Digital Crayon: Article 4 – School Traffic and Safety

David Epstein, Education Studio, Truexcullins Architecture
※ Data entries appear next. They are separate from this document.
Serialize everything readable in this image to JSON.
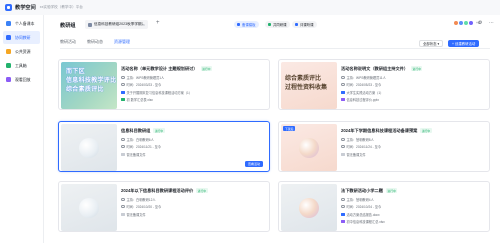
{
  "app": {
    "brand": "教学空间",
    "org": "xx实验学校（教学中）平台"
  },
  "sidebar": {
    "items": [
      {
        "label": "个人备课本",
        "icon": "book-icon",
        "color": "#3b82f6",
        "active": false
      },
      {
        "label": "协同教研",
        "icon": "team-icon",
        "color": "#2f6bff",
        "active": true
      },
      {
        "label": "公共资源",
        "icon": "folder-icon",
        "color": "#f5a623",
        "active": false
      },
      {
        "label": "工具箱",
        "icon": "toolbox-icon",
        "color": "#23b26d",
        "active": false
      },
      {
        "label": "观看回放",
        "icon": "play-icon",
        "color": "#8b5cf6",
        "active": false
      }
    ]
  },
  "header": {
    "title": "教研组",
    "tab_label": "信息科技教研组2023秋季学期活动",
    "pill_1": "备课模板",
    "pill_2": "共同研课",
    "pill_3": "评课听课",
    "avatar_count": "+8"
  },
  "subtabs": [
    {
      "label": "教研活动",
      "active": false
    },
    {
      "label": "教研动态",
      "active": false
    },
    {
      "label": "资源管理",
      "active": true
    }
  ],
  "toolbar": {
    "filter_label": "全部状态 ▾",
    "new_label": "+ 创建教研活动"
  },
  "cards": [
    {
      "title": "活动名称（单元教学设计 主题规划研讨）",
      "status": "进行中",
      "thumb_style": "green",
      "thumb_text": [
        "而下区",
        "信息科技教学评比",
        "综合素质评比"
      ],
      "meta": [
        {
          "text": "主持：WPS教研管理员1人"
        },
        {
          "text": "时间：2024/03/23 - 至今"
        },
        {
          "text": "关于开展期末复习信息科技课程活动方案（1）",
          "file_color": "#2f6bff"
        },
        {
          "text": "初 数学汇总表.xlsx",
          "file_color": "#23b26d"
        }
      ]
    },
    {
      "title": "活动名称说明文（教研组主持文件）",
      "status": "进行中",
      "thumb_style": "pink",
      "thumb_text": [
        "综合素质评比",
        "过程性资料收集"
      ],
      "meta": [
        {
          "text": "主持：WPS教研管理员11人"
        },
        {
          "text": "时间：2024/05/23 - 至今"
        },
        {
          "text": "大学生实践活动方案（1）",
          "file_color": "#2f6bff"
        },
        {
          "text": "信息科技过程评价.pptx",
          "file_color": "#8b5cf6"
        }
      ]
    },
    {
      "title": "信息科目教研组",
      "status": "进行中",
      "thumb_style": "gray",
      "thumb_text": [],
      "meta": [
        {
          "text": "主持：白明教研6人"
        },
        {
          "text": "时间：2024/11/21 - 至今"
        },
        {
          "text": "暂无备课文件"
        }
      ],
      "button": "查看活动"
    },
    {
      "title": "2024年下学期信息科技课程活动备课预案",
      "status": "进行中",
      "thumb_style": "pink",
      "badge": "下课后",
      "thumb_text": [],
      "meta": [
        {
          "text": "主持：慧明教研8人"
        },
        {
          "text": "时间：2024/11/24 - 至今"
        },
        {
          "text": "暂无备课文件"
        }
      ]
    },
    {
      "title": "2024年以下信息科目教研课程活动评价",
      "status": "进行中",
      "thumb_style": "gray",
      "thumb_text": [],
      "meta": [
        {
          "text": "主持：白明教研12人"
        },
        {
          "text": "时间：2024/10/20 - 至今"
        },
        {
          "text": "暂无备课文件"
        }
      ]
    },
    {
      "title": "法下教研活动小学二题",
      "status": "进行中",
      "thumb_style": "gray",
      "thumb_text": [],
      "meta": [
        {
          "text": "主持：慧明教研4人"
        },
        {
          "text": "时间：2024/10/24 - 至今"
        },
        {
          "text": "活动方案总结报告.docx",
          "file_color": "#2f6bff"
        },
        {
          "text": "初中信息科技课程汇总.xlsx",
          "file_color": "#8b5cf6"
        }
      ]
    }
  ]
}
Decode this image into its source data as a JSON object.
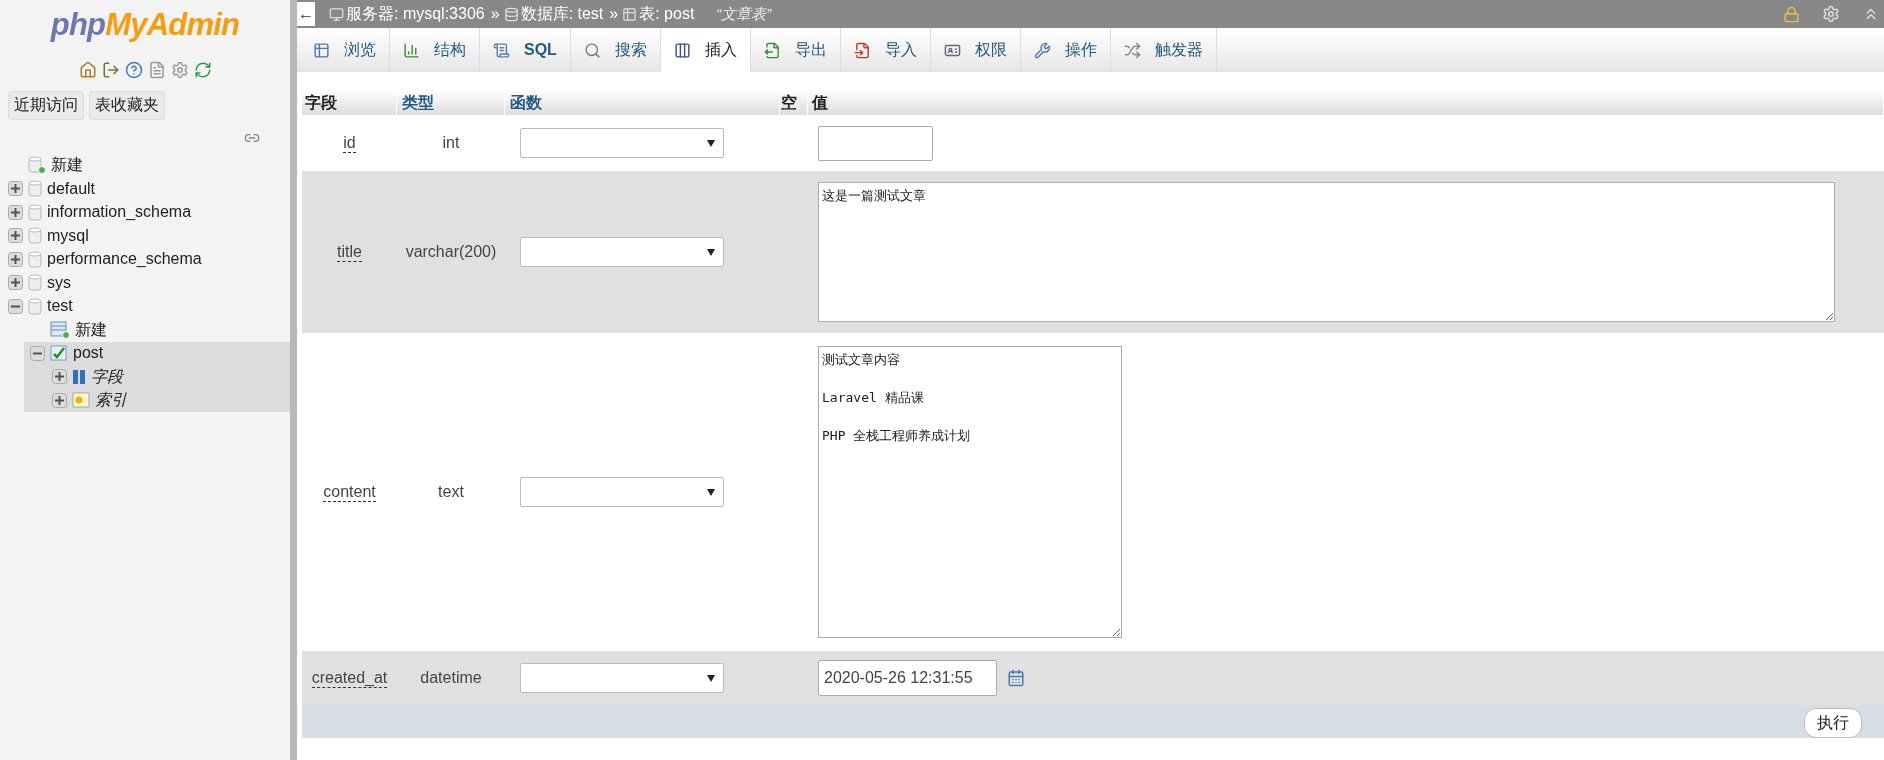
{
  "sidebar": {
    "logo": {
      "part_1": "php",
      "part_2": "MyAdmin"
    },
    "buttons": [
      "近期访问",
      "表收藏夹"
    ],
    "tree": [
      {
        "label": "新建",
        "kind": "new_db",
        "selected": false
      },
      {
        "label": "default",
        "kind": "db",
        "expanded": false,
        "selected": false
      },
      {
        "label": "information_schema",
        "kind": "db",
        "expanded": false,
        "selected": false
      },
      {
        "label": "mysql",
        "kind": "db",
        "expanded": false,
        "selected": false
      },
      {
        "label": "performance_schema",
        "kind": "db",
        "expanded": false,
        "selected": false
      },
      {
        "label": "sys",
        "kind": "db",
        "expanded": false,
        "selected": false
      },
      {
        "label": "test",
        "kind": "db",
        "expanded": true,
        "selected": false,
        "children": [
          {
            "label": "新建",
            "kind": "new_table",
            "selected": false
          },
          {
            "label": "post",
            "kind": "table",
            "expanded": true,
            "selected": true,
            "children": [
              {
                "label": "字段",
                "kind": "columns",
                "expanded": false,
                "selected": false
              },
              {
                "label": "索引",
                "kind": "indexes",
                "expanded": false,
                "selected": false
              }
            ]
          }
        ]
      }
    ]
  },
  "breadcrumb": {
    "back": "←",
    "items": [
      {
        "kind": "server",
        "label": "服务器: mysql:3306",
        "separator": "»"
      },
      {
        "kind": "database",
        "label": "数据库: test",
        "separator": "»"
      },
      {
        "kind": "table",
        "label": "表: post"
      }
    ],
    "comment": "“文章表”"
  },
  "tabs": [
    {
      "kind": "browse",
      "label": "浏览",
      "selected": false
    },
    {
      "kind": "structure",
      "label": "结构",
      "selected": false
    },
    {
      "kind": "sql",
      "label": "SQL",
      "selected": false
    },
    {
      "kind": "search",
      "label": "搜索",
      "selected": false
    },
    {
      "kind": "insert",
      "label": "插入",
      "selected": true
    },
    {
      "kind": "export",
      "label": "导出",
      "selected": false
    },
    {
      "kind": "import",
      "label": "导入",
      "selected": false
    },
    {
      "kind": "privileges",
      "label": "权限",
      "selected": false
    },
    {
      "kind": "operations",
      "label": "操作",
      "selected": false
    },
    {
      "kind": "triggers",
      "label": "触发器",
      "selected": false
    }
  ],
  "table": {
    "columns": [
      {
        "label": "字段",
        "sortable": false
      },
      {
        "label": "类型",
        "sortable": true
      },
      {
        "label": "函数",
        "sortable": true
      },
      {
        "label": "空",
        "sortable": false
      },
      {
        "label": "值",
        "sortable": false
      }
    ],
    "rows": [
      {
        "field": "id",
        "type": "int",
        "kind": "input"
      },
      {
        "field": "title",
        "type": "varchar(200)",
        "kind": "textarea_wide",
        "value": "这是一篇测试文章"
      },
      {
        "field": "content",
        "type": "text",
        "kind": "textarea",
        "value": "测试文章内容\n\nLaravel 精品课\n\nPHP 全栈工程师养成计划"
      },
      {
        "field": "created_at",
        "type": "datetime",
        "kind": "datetime",
        "value": "2020-05-26 12:31:55"
      }
    ]
  },
  "submit_button": "执行"
}
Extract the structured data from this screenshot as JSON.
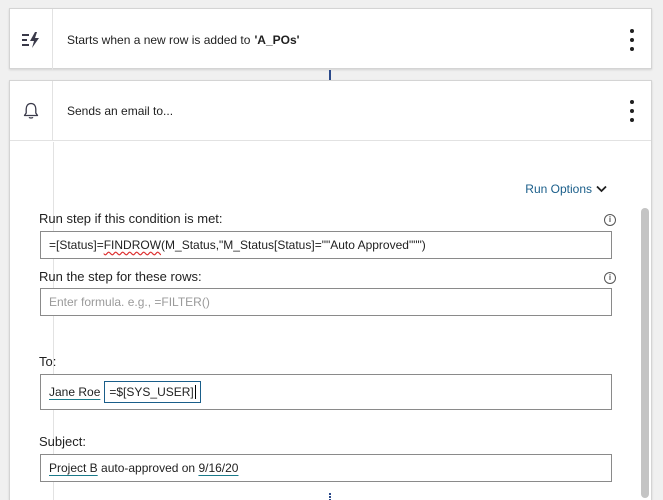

Our last article was about growth and community. Another big issue with virtually all schools we work with is on-site traffic congestion and safety. Everybody is driving their kids to schools these days. This results in backups and delays, both on and off the school grounds.  Because of this, people park everywhere and kids cross through travel lanes, between cars – it’s a wonder accidents don’t happen more often. School Building Design There are many design strategies that can be employed to mitigate the problems, but often there are just too many cars. We often gently suggest what’s known as “demand side management” which is an effort to reduce car usage with techniques such as improved bus service, incentives, sidewalks, bike racks and/or carpooling. This is often met with resistance, especially in international schools where safety is a big concern. People like to drive their cars! In addition to physical improvements, there are a few things that can be done operationally that we have seen help. One is having helpers available to help small kids exit and enter their car so that the driver does not to have to get out. This seems to speed up the pickup and delivery process. One school we work with even calls out the students names so they are ready when the car arrives. In the end, the key to decreasing congestion is improving flow. K-12 Building Design One of the key concerns, and rightly so, is safety. This can be improved by separating bus and parent drop-off areas. If there is not enough space for this and students must cross a travelled way, it should be only at well-marked designated areas. To ensure this happens, we often have to create barriers between parking areas and travel lanes to guide pedestrians to the safe crossings. We try to do this with landscaping when we can, but sometimes a nice looking fence will have to do!

Next Digital Crayon – Article 5 – 21st Century Learning
Last Digital Crayon – Article 3 – Growth and Capacity